Only the words of the entries are wanted, repeated exactly and without images.

(Extracted data entries)

+-------+

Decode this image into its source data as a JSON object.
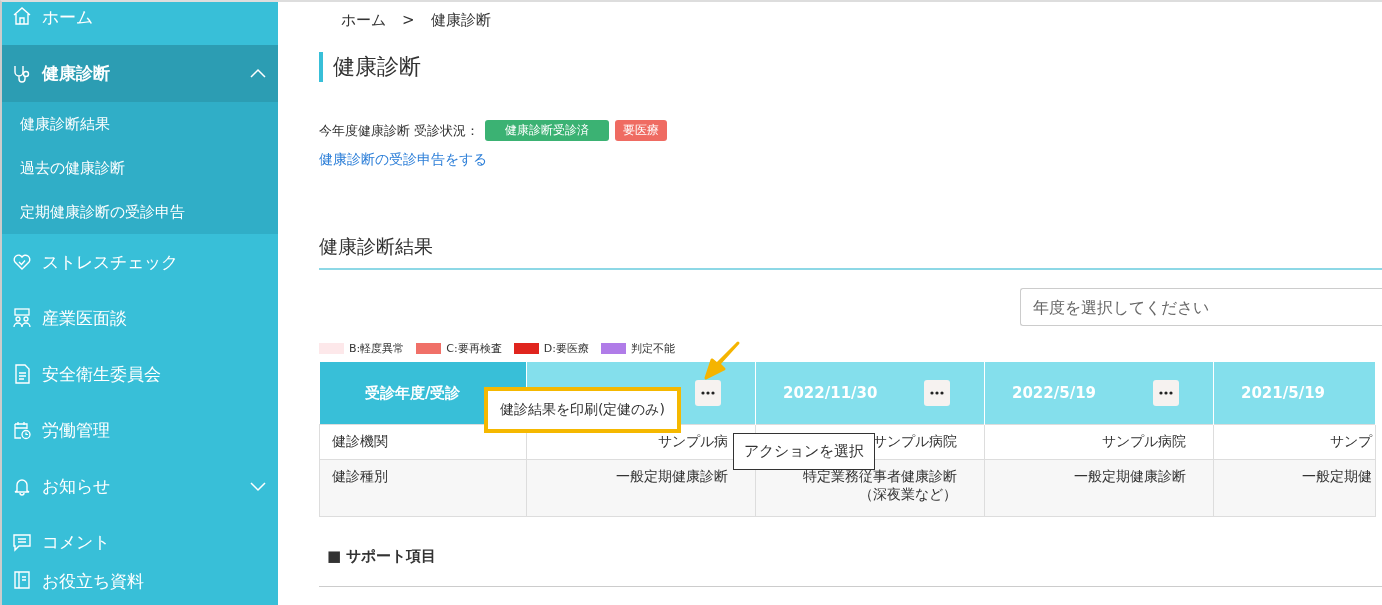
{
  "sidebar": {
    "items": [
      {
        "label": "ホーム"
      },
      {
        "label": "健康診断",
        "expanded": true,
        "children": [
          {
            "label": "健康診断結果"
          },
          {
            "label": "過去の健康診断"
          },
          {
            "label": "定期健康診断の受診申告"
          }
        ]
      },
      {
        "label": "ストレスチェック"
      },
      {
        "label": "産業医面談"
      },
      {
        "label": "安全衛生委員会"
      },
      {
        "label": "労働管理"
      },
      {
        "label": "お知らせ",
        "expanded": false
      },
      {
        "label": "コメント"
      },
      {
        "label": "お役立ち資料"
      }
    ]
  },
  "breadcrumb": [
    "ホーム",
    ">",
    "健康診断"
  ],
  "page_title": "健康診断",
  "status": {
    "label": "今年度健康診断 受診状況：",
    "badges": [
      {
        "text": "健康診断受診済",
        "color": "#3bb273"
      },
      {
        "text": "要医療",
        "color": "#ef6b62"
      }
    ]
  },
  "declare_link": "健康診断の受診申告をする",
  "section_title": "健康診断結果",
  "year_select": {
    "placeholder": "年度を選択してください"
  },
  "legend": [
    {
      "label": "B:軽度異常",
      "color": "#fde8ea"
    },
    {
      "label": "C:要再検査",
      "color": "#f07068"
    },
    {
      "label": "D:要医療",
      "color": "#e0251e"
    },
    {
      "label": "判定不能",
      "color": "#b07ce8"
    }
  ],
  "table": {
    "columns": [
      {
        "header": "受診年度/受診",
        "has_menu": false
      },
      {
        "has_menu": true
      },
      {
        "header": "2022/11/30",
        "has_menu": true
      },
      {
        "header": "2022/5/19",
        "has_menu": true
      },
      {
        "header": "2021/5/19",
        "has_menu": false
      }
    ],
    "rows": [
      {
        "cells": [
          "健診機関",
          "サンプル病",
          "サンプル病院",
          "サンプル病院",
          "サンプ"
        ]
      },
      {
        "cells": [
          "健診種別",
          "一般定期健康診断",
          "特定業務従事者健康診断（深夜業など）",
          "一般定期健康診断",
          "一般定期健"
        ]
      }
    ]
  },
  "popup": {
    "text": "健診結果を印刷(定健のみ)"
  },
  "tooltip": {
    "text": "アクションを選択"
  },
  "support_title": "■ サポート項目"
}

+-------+

- **Answer for the task**
Decode this image into its source data as a JSON object.
{
  "sidebar": {
    "items": [
      {
        "label": "ホーム"
      },
      {
        "label": "健康診断",
        "expanded": true,
        "children": [
          {
            "label": "健康診断結果"
          },
          {
            "label": "過去の健康診断"
          },
          {
            "label": "定期健康診断の受診申告"
          }
        ]
      },
      {
        "label": "ストレスチェック"
      },
      {
        "label": "産業医面談"
      },
      {
        "label": "安全衛生委員会"
      },
      {
        "label": "労働管理"
      },
      {
        "label": "お知らせ",
        "expanded": false
      },
      {
        "label": "コメント"
      },
      {
        "label": "お役立ち資料"
      }
    ]
  },
  "breadcrumb": [
    "ホーム",
    ">",
    "健康診断"
  ],
  "page_title": "健康診断",
  "status": {
    "label": "今年度健康診断 受診状況：",
    "badges": [
      {
        "text": "健康診断受診済",
        "color": "#3bb273"
      },
      {
        "text": "要医療",
        "color": "#ef6b62"
      }
    ]
  },
  "declare_link": "健康診断の受診申告をする",
  "section_title": "健康診断結果",
  "year_select": {
    "placeholder": "年度を選択してください"
  },
  "legend": [
    {
      "label": "B:軽度異常",
      "color": "#fde8ea"
    },
    {
      "label": "C:要再検査",
      "color": "#f07068"
    },
    {
      "label": "D:要医療",
      "color": "#e0251e"
    },
    {
      "label": "判定不能",
      "color": "#b07ce8"
    }
  ],
  "table": {
    "columns": [
      {
        "header": "受診年度/受診",
        "has_menu": false
      },
      {
        "has_menu": true
      },
      {
        "header": "2022/11/30",
        "has_menu": true
      },
      {
        "header": "2022/5/19",
        "has_menu": true
      },
      {
        "header": "2021/5/19",
        "has_menu": false
      }
    ],
    "rows": [
      {
        "cells": [
          "健診機関",
          "サンプル病",
          "サンプル病院",
          "サンプル病院",
          "サンプ"
        ]
      },
      {
        "cells": [
          "健診種別",
          "一般定期健康診断",
          "特定業務従事者健康診断（深夜業など）",
          "一般定期健康診断",
          "一般定期健"
        ]
      }
    ]
  },
  "popup": {
    "text": "健診結果を印刷(定健のみ)"
  },
  "tooltip": {
    "text": "アクションを選択"
  },
  "support_title": "■ サポート項目"
}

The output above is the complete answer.